By M.D. Kittle
MADISON — Gov. Tony Evers’ budget proposal calling for the creation of a public option plan — allowing people to buy into the state’s Medicaid program — could be devastating to cash-strapped rural hospitals, many already “just holding on.”
The Democrat says creating a state government-controlled health insurance marketplace and a public option for BadgerCare could help save the state money while expanding health care coverage.
But a study by Navigant Consulting Inc. found that a public option reimbursing at routinely low government health rates could put as much as 20.5 percent of rural hospitals in Wisconsin at risk of closing.
To put that in perspective, in 2017, 30 percent of Wisconsin’s population lived in rural areas, accounting for more than 1.7 million people relying on rural hospitals.
“When you go down the route of the public option, with more control of government health care, you go back to those dark days of the 1980s and early 1990s when people in this state could not access quality health care, in some cases without leaving the state,” said Mike Mikalsen, legislative aide to Sen Steve Nass (R-Whitewater).
“The risk and dangers of a public option are significant,” Mikalsen added.
Nationally, the Navigant analysis found a public option based on government-run health care rates could place as many as 55 percent of the 1,037 rural hospitals across 46 states in peril of closing.
At the time of the 2019 study, the health care centers in the high risk category represented more than 63,000 staffed beds and 420,000 employees nationwide.
Those kinds of numbers have come into sharp focus over the course of a historic pandemic.
“We helped at all stages of the pandemic.

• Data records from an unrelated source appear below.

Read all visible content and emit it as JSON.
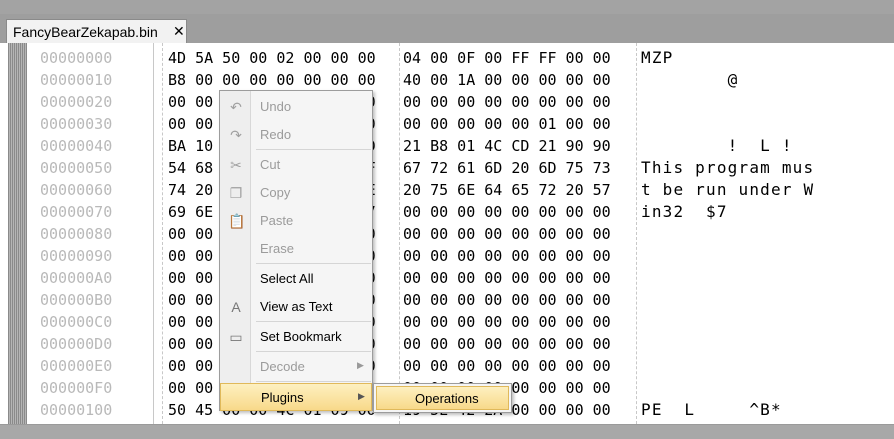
{
  "tab": {
    "title": "FancyBearZekapab.bin",
    "close_glyph": "✕"
  },
  "rows": [
    {
      "addr": "00000000",
      "hex1": "4D 5A 50 00 02 00 00 00",
      "hex2": "04 00 0F 00 FF FF 00 00",
      "ascii": "MZP"
    },
    {
      "addr": "00000010",
      "hex1": "B8 00 00 00 00 00 00 00",
      "hex2": "40 00 1A 00 00 00 00 00",
      "ascii": "        @"
    },
    {
      "addr": "00000020",
      "hex1": "00 00 00 00 00 00 00 00",
      "hex2": "00 00 00 00 00 00 00 00",
      "ascii": ""
    },
    {
      "addr": "00000030",
      "hex1": "00 00 00 00 00 00 00 00",
      "hex2": "00 00 00 00 00 01 00 00",
      "ascii": ""
    },
    {
      "addr": "00000040",
      "hex1": "BA 10 00 0E 1F B4 09 CD",
      "hex2": "21 B8 01 4C CD 21 90 90",
      "ascii": "        !  L !"
    },
    {
      "addr": "00000050",
      "hex1": "54 68 69 73 20 70 72 6F",
      "hex2": "67 72 61 6D 20 6D 75 73",
      "ascii": "This program mus"
    },
    {
      "addr": "00000060",
      "hex1": "74 20 62 65 20 72 75 6E",
      "hex2": "20 75 6E 64 65 72 20 57",
      "ascii": "t be run under W"
    },
    {
      "addr": "00000070",
      "hex1": "69 6E 33 32 0D 0A 24 37",
      "hex2": "00 00 00 00 00 00 00 00",
      "ascii": "in32  $7"
    },
    {
      "addr": "00000080",
      "hex1": "00 00 00 00 00 00 00 00",
      "hex2": "00 00 00 00 00 00 00 00",
      "ascii": ""
    },
    {
      "addr": "00000090",
      "hex1": "00 00 00 00 00 00 00 00",
      "hex2": "00 00 00 00 00 00 00 00",
      "ascii": ""
    },
    {
      "addr": "000000A0",
      "hex1": "00 00 00 00 00 00 00 00",
      "hex2": "00 00 00 00 00 00 00 00",
      "ascii": ""
    },
    {
      "addr": "000000B0",
      "hex1": "00 00 00 00 00 00 00 00",
      "hex2": "00 00 00 00 00 00 00 00",
      "ascii": ""
    },
    {
      "addr": "000000C0",
      "hex1": "00 00 00 00 00 00 00 00",
      "hex2": "00 00 00 00 00 00 00 00",
      "ascii": ""
    },
    {
      "addr": "000000D0",
      "hex1": "00 00 00 00 00 00 00 00",
      "hex2": "00 00 00 00 00 00 00 00",
      "ascii": ""
    },
    {
      "addr": "000000E0",
      "hex1": "00 00 00 00 00 00 00 00",
      "hex2": "00 00 00 00 00 00 00 00",
      "ascii": ""
    },
    {
      "addr": "000000F0",
      "hex1": "00 00 00 00 00 00 00 00",
      "hex2": "00 00 00 00 00 00 00 00",
      "ascii": ""
    },
    {
      "addr": "00000100",
      "hex1": "50 45 00 00 4C 01 09 00",
      "hex2": "19 5E 42 2A 00 00 00 00",
      "ascii": "PE  L     ^B*"
    }
  ],
  "context_menu": {
    "items": [
      {
        "label": "Undo",
        "icon": "undo-icon",
        "glyph": "↶",
        "disabled": true
      },
      {
        "label": "Redo",
        "icon": "redo-icon",
        "glyph": "↷",
        "disabled": true
      },
      {
        "label": "Cut",
        "icon": "scissors-icon",
        "glyph": "✂",
        "disabled": true
      },
      {
        "label": "Copy",
        "icon": "copy-icon",
        "glyph": "❐",
        "disabled": true
      },
      {
        "label": "Paste",
        "icon": "paste-icon",
        "glyph": "📋",
        "disabled": true
      },
      {
        "label": "Erase",
        "icon": "",
        "glyph": "",
        "disabled": true
      },
      {
        "label": "Select All",
        "icon": "",
        "glyph": "",
        "disabled": false
      },
      {
        "label": "View as Text",
        "icon": "text-view-icon",
        "glyph": "A",
        "disabled": false
      },
      {
        "label": "Set Bookmark",
        "icon": "bookmark-icon",
        "glyph": "▭",
        "disabled": false
      },
      {
        "label": "Decode",
        "icon": "",
        "glyph": "",
        "disabled": true,
        "submenu": true
      },
      {
        "label": "Plugins",
        "icon": "",
        "glyph": "",
        "disabled": false,
        "submenu": true,
        "highlighted": true
      }
    ],
    "submenu_arrow": "▶"
  },
  "plugins_submenu": {
    "items": [
      {
        "label": "Operations",
        "highlighted": true
      }
    ]
  },
  "colors": {
    "address_text": "#b9b9b9",
    "disabled_text": "#9b9b9b",
    "highlight_fill": "#f8d98a",
    "highlight_border": "#e0b95a",
    "chrome_gray": "#a9a9a9"
  }
}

Imagine what that was like in November, when virtually every hospital bed in the state was filled. Now imagine that without a rural health system,” said Tim Size, executive director of the Rural Wisconsin Health Cooperative. The cooperative is owned and operated by 43 rural, acute, general medical-surgical hospitals from Monroe to Ashland.
Size says he’s not taking political sides on the pros and cons of a public option, but he agrees that “anything that recedes health care reimbursement rates at any level will create closures.”
“We have rural hospitals just holding on now,” Size said, noting the constant battles with low reimbursement rates, health care staffing shortages, “aggressive commercial insurers” and what he describes as a “double tsunami” of older health care professionals leaving medicine and becoming more frequent consumers of health care.
The rural health care advocate said the system has been blessed; it hasn’t lost a hospital in over a decade. But the pandemic and the economic damage it did to rural communities that had finally recovered from the last “Great Recession” have left many smaller health care providers extremely vulnerable.
“If the state and federal governments want rural hospitals, they have the power to make sure they’re there,” Size said. “If they don’t, we’ll disappear.”